### WHAT IS EXPECTED
Produce a word-for-word copy of the data below.

### TASK DATA
--- START ---

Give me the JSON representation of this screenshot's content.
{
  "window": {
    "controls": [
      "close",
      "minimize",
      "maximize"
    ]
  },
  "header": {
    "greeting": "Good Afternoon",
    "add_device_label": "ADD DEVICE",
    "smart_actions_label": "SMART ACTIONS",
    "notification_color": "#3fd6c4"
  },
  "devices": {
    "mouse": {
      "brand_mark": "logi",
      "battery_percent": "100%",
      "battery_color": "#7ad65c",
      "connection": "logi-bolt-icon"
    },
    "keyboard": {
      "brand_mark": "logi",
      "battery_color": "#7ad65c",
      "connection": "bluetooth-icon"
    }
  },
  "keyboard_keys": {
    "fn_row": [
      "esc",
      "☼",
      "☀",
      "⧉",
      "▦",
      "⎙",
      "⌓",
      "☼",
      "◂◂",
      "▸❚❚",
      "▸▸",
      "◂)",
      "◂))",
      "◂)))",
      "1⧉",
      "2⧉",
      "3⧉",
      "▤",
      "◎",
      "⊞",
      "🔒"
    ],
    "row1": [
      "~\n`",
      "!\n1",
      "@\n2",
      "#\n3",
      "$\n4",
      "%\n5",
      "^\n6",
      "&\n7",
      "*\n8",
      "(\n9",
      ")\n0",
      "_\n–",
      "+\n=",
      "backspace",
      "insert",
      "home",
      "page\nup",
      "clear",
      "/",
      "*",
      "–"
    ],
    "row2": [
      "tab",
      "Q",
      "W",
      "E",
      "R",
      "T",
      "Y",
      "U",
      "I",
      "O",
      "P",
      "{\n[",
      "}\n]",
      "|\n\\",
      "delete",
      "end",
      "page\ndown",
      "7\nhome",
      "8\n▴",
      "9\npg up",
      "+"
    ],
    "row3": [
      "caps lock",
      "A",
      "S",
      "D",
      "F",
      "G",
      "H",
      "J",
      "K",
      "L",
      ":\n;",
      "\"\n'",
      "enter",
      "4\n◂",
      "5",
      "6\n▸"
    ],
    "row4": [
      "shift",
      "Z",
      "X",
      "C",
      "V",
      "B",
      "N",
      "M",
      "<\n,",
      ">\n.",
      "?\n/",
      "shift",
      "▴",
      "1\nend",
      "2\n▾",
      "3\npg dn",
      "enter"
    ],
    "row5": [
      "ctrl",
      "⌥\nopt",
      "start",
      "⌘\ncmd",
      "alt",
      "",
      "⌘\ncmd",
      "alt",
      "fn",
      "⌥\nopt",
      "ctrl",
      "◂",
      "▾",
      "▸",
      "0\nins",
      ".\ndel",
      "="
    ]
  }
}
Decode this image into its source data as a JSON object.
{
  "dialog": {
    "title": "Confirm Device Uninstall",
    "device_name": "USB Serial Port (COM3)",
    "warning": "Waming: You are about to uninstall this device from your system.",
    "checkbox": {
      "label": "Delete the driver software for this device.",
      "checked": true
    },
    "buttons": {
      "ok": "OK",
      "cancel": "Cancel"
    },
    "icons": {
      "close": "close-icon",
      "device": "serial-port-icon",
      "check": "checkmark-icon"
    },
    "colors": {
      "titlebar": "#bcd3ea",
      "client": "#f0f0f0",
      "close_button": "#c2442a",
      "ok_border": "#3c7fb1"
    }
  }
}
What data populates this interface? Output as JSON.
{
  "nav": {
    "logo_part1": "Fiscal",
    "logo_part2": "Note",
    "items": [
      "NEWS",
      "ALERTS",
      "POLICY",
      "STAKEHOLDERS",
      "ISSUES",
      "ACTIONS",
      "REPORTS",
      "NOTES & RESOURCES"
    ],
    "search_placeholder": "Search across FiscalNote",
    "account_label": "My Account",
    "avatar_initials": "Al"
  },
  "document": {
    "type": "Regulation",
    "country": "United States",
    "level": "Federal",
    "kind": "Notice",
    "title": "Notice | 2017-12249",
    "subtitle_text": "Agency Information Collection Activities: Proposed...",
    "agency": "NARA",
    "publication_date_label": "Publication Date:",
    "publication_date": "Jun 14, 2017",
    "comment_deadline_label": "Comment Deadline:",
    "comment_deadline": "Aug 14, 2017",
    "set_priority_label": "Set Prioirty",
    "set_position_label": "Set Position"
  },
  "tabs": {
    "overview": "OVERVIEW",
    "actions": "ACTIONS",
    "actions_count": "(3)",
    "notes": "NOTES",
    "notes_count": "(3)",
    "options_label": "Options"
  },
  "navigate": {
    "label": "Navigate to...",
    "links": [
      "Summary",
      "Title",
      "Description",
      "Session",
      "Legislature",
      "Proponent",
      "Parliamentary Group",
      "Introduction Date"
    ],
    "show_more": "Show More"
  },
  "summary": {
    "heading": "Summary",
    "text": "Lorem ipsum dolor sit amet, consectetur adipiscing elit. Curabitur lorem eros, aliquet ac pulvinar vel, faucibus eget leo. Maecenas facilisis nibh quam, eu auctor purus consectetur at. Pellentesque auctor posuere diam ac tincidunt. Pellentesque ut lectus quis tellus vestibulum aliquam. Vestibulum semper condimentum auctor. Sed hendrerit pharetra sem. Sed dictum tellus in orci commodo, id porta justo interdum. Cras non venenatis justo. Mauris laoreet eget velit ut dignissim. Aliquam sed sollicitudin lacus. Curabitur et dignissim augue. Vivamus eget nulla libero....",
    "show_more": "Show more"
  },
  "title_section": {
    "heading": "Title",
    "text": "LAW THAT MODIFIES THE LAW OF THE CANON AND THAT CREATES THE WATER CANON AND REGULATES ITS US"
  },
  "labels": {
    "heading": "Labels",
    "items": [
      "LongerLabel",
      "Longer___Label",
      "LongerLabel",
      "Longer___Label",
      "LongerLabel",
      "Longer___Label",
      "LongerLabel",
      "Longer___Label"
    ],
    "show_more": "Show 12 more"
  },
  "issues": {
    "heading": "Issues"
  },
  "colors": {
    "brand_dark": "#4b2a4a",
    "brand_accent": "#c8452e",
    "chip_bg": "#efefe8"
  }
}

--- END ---

### WRITTEN SOLUTION
Give me the JSON representation of this screenshot's content.
{
  "window": {
    "controls": [
      "close",
      "minimize",
      "maximize"
    ]
  },
  "header": {
    "greeting": "Good Afternoon",
    "add_device_label": "ADD DEVICE",
    "smart_actions_label": "SMART ACTIONS",
    "notification_color": "#3fd6c4"
  },
  "devices": {
    "mouse": {
      "brand_mark": "logi",
      "battery_percent": "100%",
      "battery_color": "#7ad65c",
      "connection": "logi-bolt-icon"
    },
    "keyboard": {
      "brand_mark": "logi",
      "battery_color": "#7ad65c",
      "connection": "bluetooth-icon"
    }
  },
  "keyboard_keys": {
    "fn_row": [
      "esc",
      "☼",
      "☀",
      "⧉",
      "▦",
      "⎙",
      "⌓",
      "☼",
      "◂◂",
      "▸❚❚",
      "▸▸",
      "◂)",
      "◂))",
      "◂)))",
      "1⧉",
      "2⧉",
      "3⧉",
      "▤",
      "◎",
      "⊞",
      "🔒"
    ],
    "row1": [
      "~\n`",
      "!\n1",
      "@\n2",
      "#\n3",
      "$\n4",
      "%\n5",
      "^\n6",
      "&\n7",
      "*\n8",
      "(\n9",
      ")\n0",
      "_\n–",
      "+\n=",
      "backspace",
      "insert",
      "home",
      "page\nup",
      "clear",
      "/",
      "*",
      "–"
    ],
    "row2": [
      "tab",
      "Q",
      "W",
      "E",
      "R",
      "T",
      "Y",
      "U",
      "I",
      "O",
      "P",
      "{\n[",
      "}\n]",
      "|\n\\",
      "delete",
      "end",
      "page\ndown",
      "7\nhome",
      "8\n▴",
      "9\npg up",
      "+"
    ],
    "row3": [
      "caps lock",
      "A",
      "S",
      "D",
      "F",
      "G",
      "H",
      "J",
      "K",
      "L",
      ":\n;",
      "\"\n'",
      "enter",
      "4\n◂",
      "5",
      "6\n▸"
    ],
    "row4": [
      "shift",
      "Z",
      "X",
      "C",
      "V",
      "B",
      "N",
      "M",
      "<\n,",
      ">\n.",
      "?\n/",
      "shift",
      "▴",
      "1\nend",
      "2\n▾",
      "3\npg dn",
      "enter"
    ],
    "row5": [
      "ctrl",
      "⌥\nopt",
      "start",
      "⌘\ncmd",
      "alt",
      "",
      "⌘\ncmd",
      "alt",
      "fn",
      "⌥\nopt",
      "ctrl",
      "◂",
      "▾",
      "▸",
      "0\nins",
      ".\ndel",
      "="
    ]
  }
}
Decode this image into its source data as a JSON object.
{
  "dialog": {
    "title": "Confirm Device Uninstall",
    "device_name": "USB Serial Port (COM3)",
    "warning": "Waming: You are about to uninstall this device from your system.",
    "checkbox": {
      "label": "Delete the driver software for this device.",
      "checked": true
    },
    "buttons": {
      "ok": "OK",
      "cancel": "Cancel"
    },
    "icons": {
      "close": "close-icon",
      "device": "serial-port-icon",
      "check": "checkmark-icon"
    },
    "colors": {
      "titlebar": "#bcd3ea",
      "client": "#f0f0f0",
      "close_button": "#c2442a",
      "ok_border": "#3c7fb1"
    }
  }
}
What data populates this interface? Output as JSON.
{
  "nav": {
    "logo_part1": "Fiscal",
    "logo_part2": "Note",
    "items": [
      "NEWS",
      "ALERTS",
      "POLICY",
      "STAKEHOLDERS",
      "ISSUES",
      "ACTIONS",
      "REPORTS",
      "NOTES & RESOURCES"
    ],
    "search_placeholder": "Search across FiscalNote",
    "account_label": "My Account",
    "avatar_initials": "Al"
  },
  "document": {
    "type": "Regulation",
    "country": "United States",
    "level": "Federal",
    "kind": "Notice",
    "title": "Notice | 2017-12249",
    "subtitle_text": "Agency Information Collection Activities: Proposed...",
    "agency": "NARA",
    "publication_date_label": "Publication Date:",
    "publication_date": "Jun 14, 2017",
    "comment_deadline_label": "Comment Deadline:",
    "comment_deadline": "Aug 14, 2017",
    "set_priority_label": "Set Prioirty",
    "set_position_label": "Set Position"
  },
  "tabs": {
    "overview": "OVERVIEW",
    "actions": "ACTIONS",
    "actions_count": "(3)",
    "notes": "NOTES",
    "notes_count": "(3)",
    "options_label": "Options"
  },
  "navigate": {
    "label": "Navigate to...",
    "links": [
      "Summary",
      "Title",
      "Description",
      "Session",
      "Legislature",
      "Proponent",
      "Parliamentary Group",
      "Introduction Date"
    ],
    "show_more": "Show More"
  },
  "summary": {
    "heading": "Summary",
    "text": "Lorem ipsum dolor sit amet, consectetur adipiscing elit. Curabitur lorem eros, aliquet ac pulvinar vel, faucibus eget leo. Maecenas facilisis nibh quam, eu auctor purus consectetur at. Pellentesque auctor posuere diam ac tincidunt. Pellentesque ut lectus quis tellus vestibulum aliquam. Vestibulum semper condimentum auctor. Sed hendrerit pharetra sem. Sed dictum tellus in orci commodo, id porta justo interdum. Cras non venenatis justo. Mauris laoreet eget velit ut dignissim. Aliquam sed sollicitudin lacus. Curabitur et dignissim augue. Vivamus eget nulla libero....",
    "show_more": "Show more"
  },
  "title_section": {
    "heading": "Title",
    "text": "LAW THAT MODIFIES THE LAW OF THE CANON AND THAT CREATES THE WATER CANON AND REGULATES ITS US"
  },
  "labels": {
    "heading": "Labels",
    "items": [
      "LongerLabel",
      "Longer___Label",
      "LongerLabel",
      "Longer___Label",
      "LongerLabel",
      "Longer___Label",
      "LongerLabel",
      "Longer___Label"
    ],
    "show_more": "Show 12 more"
  },
  "issues": {
    "heading": "Issues"
  },
  "colors": {
    "brand_dark": "#4b2a4a",
    "brand_accent": "#c8452e",
    "chip_bg": "#efefe8"
  }
}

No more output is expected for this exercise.